In this video is  going to show us how to use the SD card slot of the popular 1.8″ Color TFT display which uses the ST7735 driver. Then we will save some bitmap images in the SD card and we will display them on the display. In other words, we will build a simple Photo Frame using Arduino!

If you have watched some of my previous videos, you may have noticed that I use this 1.8” color TFT display a lot recently. The reason for that is that this display is very easy to use, it costs less than $5 and it offers color! At the back, the display has an SD card slot, so I thought that we have to learn how to use that as well. As it turned out, it is really easy to use the SD card slot of the display! That makes this display even better.

The project that we are going to build today is this. A simple photo frame which loads images from the SD card. I have placed some .bmp images in the SD card and the project loads them and displays them at the display in full color! As you can see the speed of the project is very high if we take in consideration that the brains of this project is the old and slow Arduino Nano. In my opinion, this is really impressive. But let’s now see how to build this project.

1.8″ DIY Photo Frame using and Arduino Nano and a ST7735 Color TFT display – [Link]

150V DC/DC inverting controller: single inductor, ground-referenced control


LTC3896 is a high voltage inverting switching regulator controller that drives an all N-channel synchronous power MOSFET stage. Most low to medium power inverting DC/DC converters use a coupled inductor or transformer: this device uses only a single inductor.

The chip converts a 4V to (150V – |VOUT‾|) positive input voltage to a regulated negative output voltage from -60V to -0.8V at output currents up to 15A. Efficiencies are as high as 96%, for transportation, industrial, telecom and power distribution applications.

150V DC/DC inverting controller: single inductor, ground-referenced control – [Link]

Curve Tracer Project


Jason Jones has tipped us with his latest project. He is working on a semiconductor curve tracer and details his progress on his website.

I have thought about this a lot recently and – in order to get the cost down – the unit must have a cheap or available power supply and must coopt the screen for another device.  The first and easiest thing that comes to mind is to simply use USB for the power supply and use your PC screen as the screen.  This is the direction that we will go for the moment in order to keep things simple.  Up to this point, we have a screen and power supply without even starting the design.

Curve Tracer Project – [Link]

How to Use Arduino and a RF 433 Long Range


This is a tutorial on how to use a 433MHz long range transmitter/receiver with Arduino.

I just explain how i have use the 433MHz RF Long Distance Transmitter / Receiver Pair and a arduino to install it on my rc truck for a firework ignition, lamp , pan tilt camera system

How to Use Arduino and a RF 433 Long Range – [Link]

DIY Mini Quadcopter with 3D-Printed Frame and Custom Firmware

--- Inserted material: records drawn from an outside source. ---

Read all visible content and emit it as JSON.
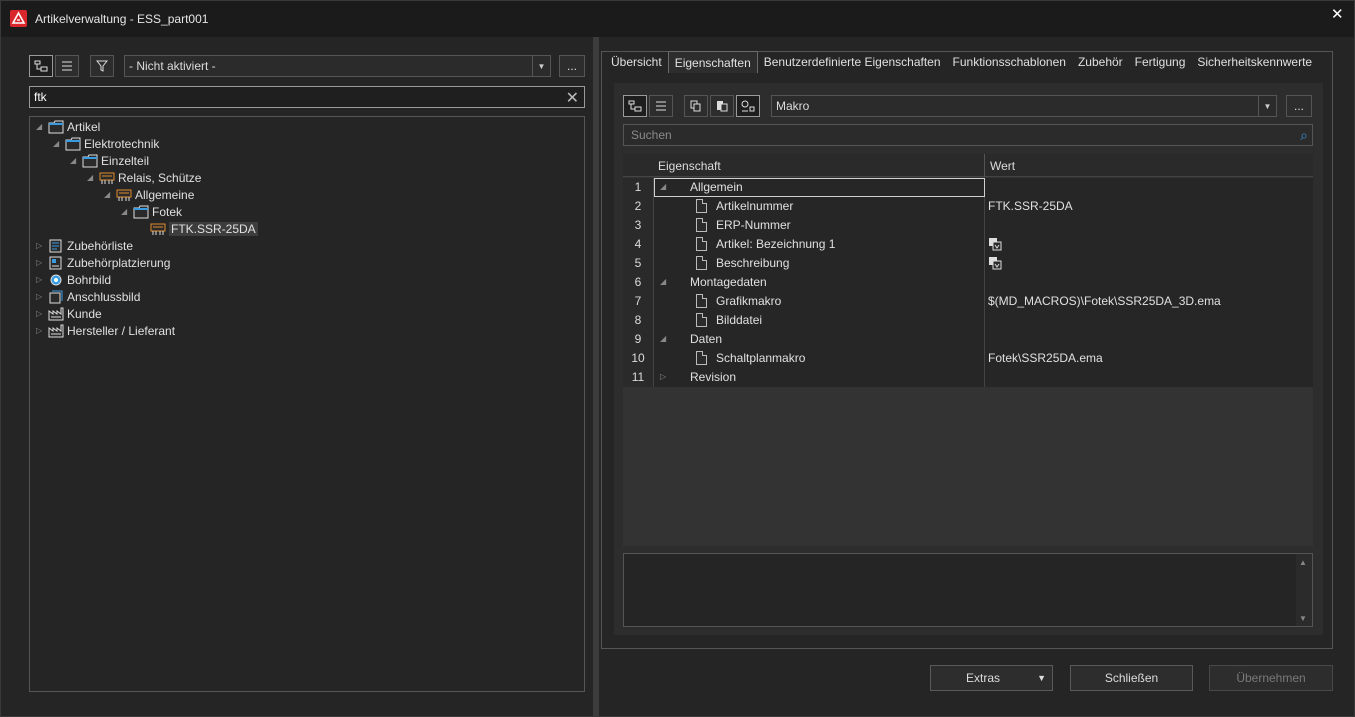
{
  "window": {
    "title": "Artikelverwaltung - ESS_part001",
    "close_glyph": "✕"
  },
  "left": {
    "filter_combo": "- Nicht aktiviert -",
    "more_button": "...",
    "search_value": "ftk",
    "tree": [
      {
        "label": "Artikel",
        "level": 0,
        "expanded": true,
        "icon": "folder-icon"
      },
      {
        "label": "Elektrotechnik",
        "level": 1,
        "expanded": true,
        "icon": "folder-icon"
      },
      {
        "label": "Einzelteil",
        "level": 2,
        "expanded": true,
        "icon": "folder-icon"
      },
      {
        "label": "Relais, Schütze",
        "level": 3,
        "expanded": true,
        "icon": "relay-icon"
      },
      {
        "label": "Allgemeine",
        "level": 4,
        "expanded": true,
        "icon": "relay-icon"
      },
      {
        "label": "Fotek",
        "level": 5,
        "expanded": true,
        "icon": "folder-icon"
      },
      {
        "label": "FTK.SSR-25DA",
        "level": 6,
        "selected": true,
        "icon": "relay-icon"
      },
      {
        "label": "Zubehörliste",
        "level": 0,
        "expanded": false,
        "icon": "list-icon"
      },
      {
        "label": "Zubehörplatzierung",
        "level": 0,
        "expanded": false,
        "icon": "placement-icon"
      },
      {
        "label": "Bohrbild",
        "level": 0,
        "expanded": false,
        "icon": "drill-icon"
      },
      {
        "label": "Anschlussbild",
        "level": 0,
        "expanded": false,
        "icon": "connection-icon"
      },
      {
        "label": "Kunde",
        "level": 0,
        "expanded": false,
        "icon": "factory-icon"
      },
      {
        "label": "Hersteller / Lieferant",
        "level": 0,
        "expanded": false,
        "icon": "factory-icon"
      }
    ]
  },
  "tabs": [
    "Übersicht",
    "Eigenschaften",
    "Benutzerdefinierte Eigenschaften",
    "Funktionsschablonen",
    "Zubehör",
    "Fertigung",
    "Sicherheitskennwerte"
  ],
  "active_tab": 1,
  "props": {
    "combo": "Makro",
    "more_button": "...",
    "search_placeholder": "Suchen",
    "col_property": "Eigenschaft",
    "col_value": "Wert",
    "rows": [
      {
        "num": "1",
        "name": "Allgemein",
        "value": "",
        "type": "group",
        "expanded": true
      },
      {
        "num": "2",
        "name": "Artikelnummer",
        "value": "FTK.SSR-25DA",
        "type": "item"
      },
      {
        "num": "3",
        "name": "ERP-Nummer",
        "value": "",
        "type": "item"
      },
      {
        "num": "4",
        "name": "Artikel: Bezeichnung 1",
        "value": "",
        "type": "item",
        "value_icon": true
      },
      {
        "num": "5",
        "name": "Beschreibung",
        "value": "",
        "type": "item",
        "value_icon": true
      },
      {
        "num": "6",
        "name": "Montagedaten",
        "value": "",
        "type": "group",
        "expanded": true
      },
      {
        "num": "7",
        "name": "Grafikmakro",
        "value": "$(MD_MACROS)\\Fotek\\SSR25DA_3D.ema",
        "type": "item"
      },
      {
        "num": "8",
        "name": "Bilddatei",
        "value": "",
        "type": "item"
      },
      {
        "num": "9",
        "name": "Daten",
        "value": "",
        "type": "group",
        "expanded": true
      },
      {
        "num": "10",
        "name": "Schaltplanmakro",
        "value": "Fotek\\SSR25DA.ema",
        "type": "item"
      },
      {
        "num": "11",
        "name": "Revision",
        "value": "",
        "type": "group",
        "expanded": false
      }
    ]
  },
  "buttons": {
    "extras": "Extras",
    "close": "Schließen",
    "apply": "Übernehmen"
  }
}
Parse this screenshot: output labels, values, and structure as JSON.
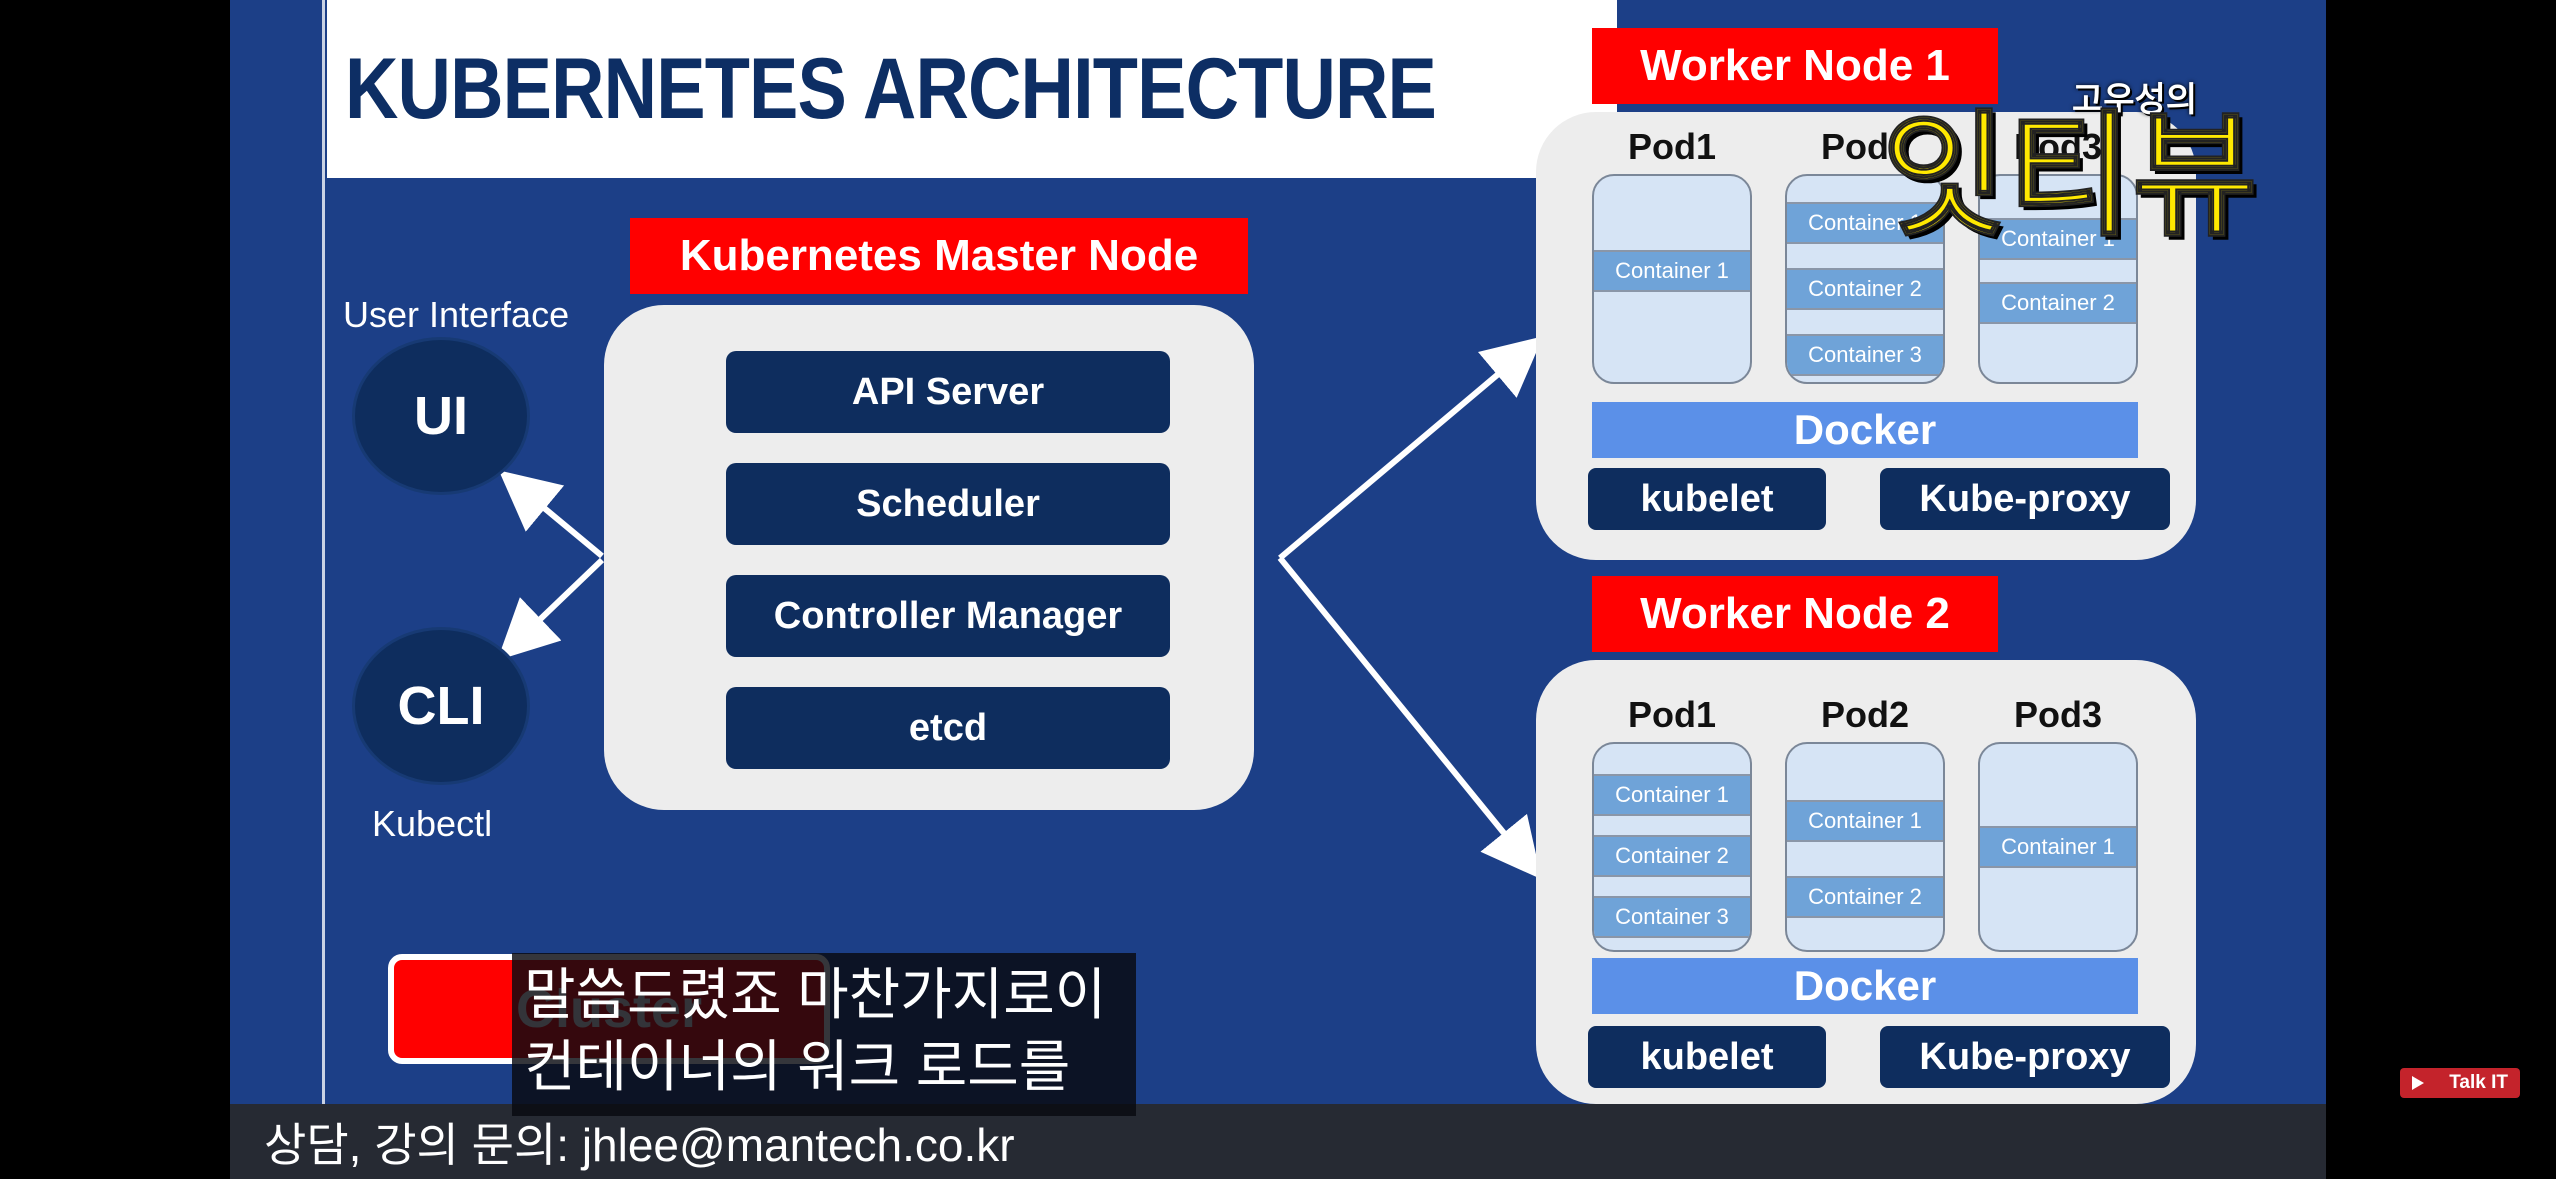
{
  "slide": {
    "title": "KUBERNETES ARCHITECTURE",
    "master": {
      "label": "Kubernetes Master Node",
      "components": [
        "API Server",
        "Scheduler",
        "Controller Manager",
        "etcd"
      ]
    },
    "interfaces": {
      "ui_caption": "User Interface",
      "ui": "UI",
      "cli": "CLI",
      "cli_caption": "Kubectl"
    },
    "workers": [
      {
        "label": "Worker Node 1",
        "pods": [
          {
            "name": "Pod1",
            "containers": [
              "Container 1"
            ]
          },
          {
            "name": "Pod2",
            "containers": [
              "Container 1",
              "Container 2",
              "Container 3"
            ]
          },
          {
            "name": "Pod3",
            "containers": [
              "Container 1",
              "Container 2"
            ]
          }
        ],
        "docker": "Docker",
        "kubelet": "kubelet",
        "kube_proxy": "Kube-proxy"
      },
      {
        "label": "Worker Node 2",
        "pods": [
          {
            "name": "Pod1",
            "containers": [
              "Container 1",
              "Container 2",
              "Container 3"
            ]
          },
          {
            "name": "Pod2",
            "containers": [
              "Container 1",
              "Container 2"
            ]
          },
          {
            "name": "Pod3",
            "containers": [
              "Container 1"
            ]
          }
        ],
        "docker": "Docker",
        "kubelet": "kubelet",
        "kube_proxy": "Kube-proxy"
      }
    ],
    "cluster_button": "Cluster"
  },
  "overlay": {
    "subtitle_lines": [
      "말씀드렸죠 마찬가지로이",
      "컨테이너의 워크 로드를"
    ],
    "contact": "상담, 강의 문의: jhlee@mantech.co.kr",
    "watermark_small": "고우성의",
    "watermark_big": "잇티뷰",
    "channel_badge": "Talk IT"
  },
  "colors": {
    "slide_bg": "#1c3f87",
    "navy": "#0e2d5e",
    "red": "#ff0000",
    "docker_blue": "#5b90e8",
    "container_blue": "#6fa3d8",
    "watermark_yellow": "#ffe900"
  }
}
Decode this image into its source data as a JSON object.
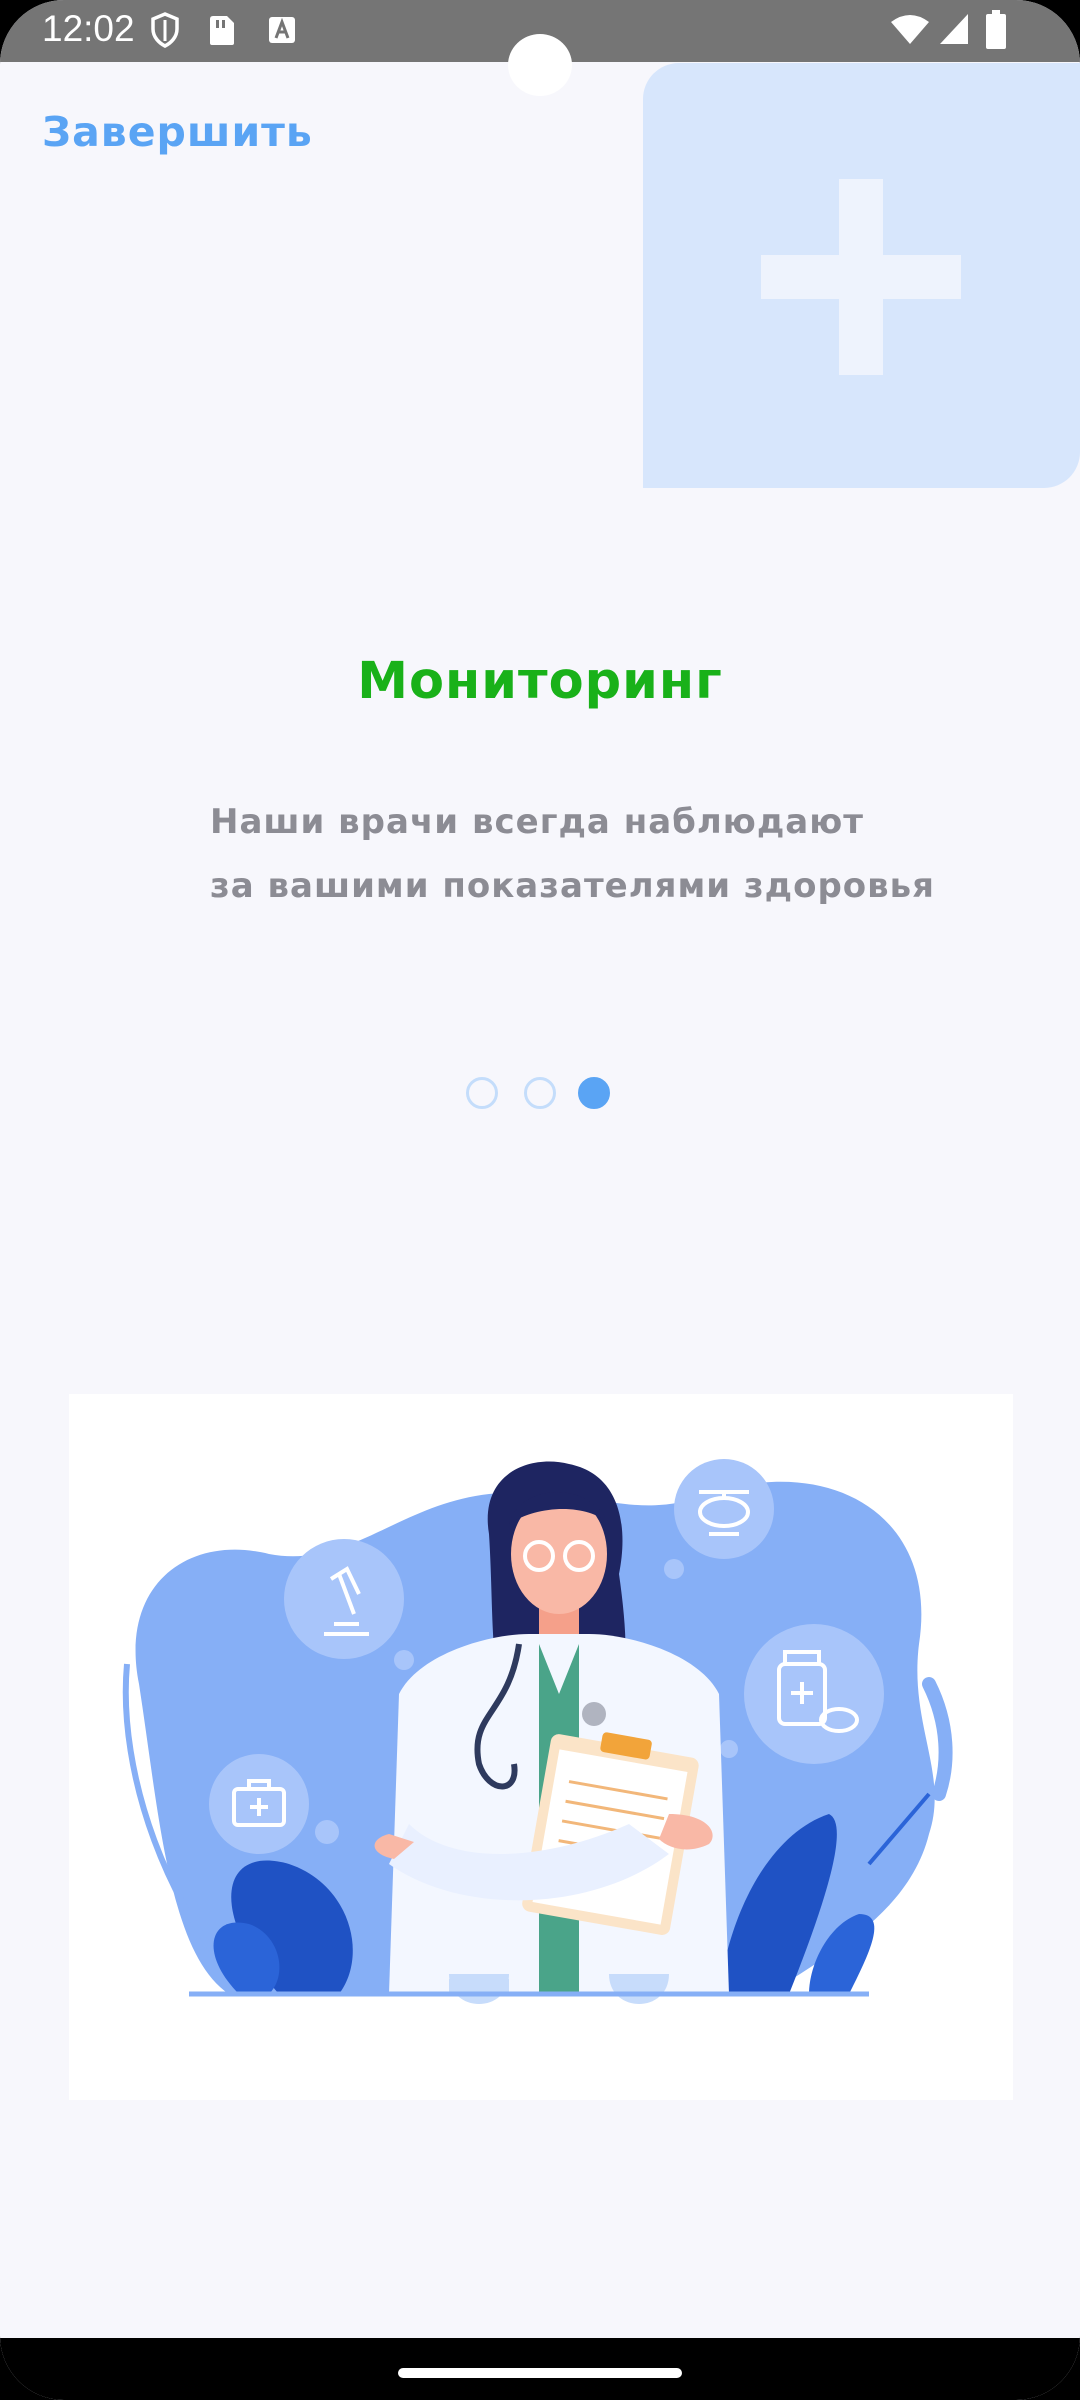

Simon D. Levy designed and build a mini quadcopter with 3D printed frame and custom C++ firmware. See the full project notes including bill of materials and more photos on the link below, and check out Simon’s blog on the C++ firmware here.

I wanted to try my hand at a true “DIY” project, designing and building my own micro quadcotper frame and writing my own firmware in C++.  In this post I will describe the frame and build; in my next post I will talk about the firmware.

DIY Mini Quadcopter with 3D-Printed Frame and Custom Firmware – [Link]

Energy monitoring using ATM90E26


Tisham Dhar designed an ATM90E26 energy meter breakout board which can be used in single phase power measurements.

After designing and testing the ADE7763 based Energy Monitor Breakout Board, I started looking around for cheaper and more modern alternatives.I came across the Atmel ATM90E26 Smart Metering IC with dual communication options – UART/SPI and multiple metering modes (tamper proofing with current sensing on live and neutral).

Energy monitoring using ATM90E26 – [Link]

RC snubber calculator spreadsheet


Paulo has developed an Excel-based calculator that eases the design of RC snubbers in power switching applications:

In power switching applications, a designer often has to contend with spurious oscillations. These are the result of parasitic capacitances and inductance on the board and behave like the step response of an RLC circuit. These transients can induced undesired noise in neighboring circuits and create over voltage spikes that can compromise long term component reliability.

RC snubber calculator spreadsheet – [Link]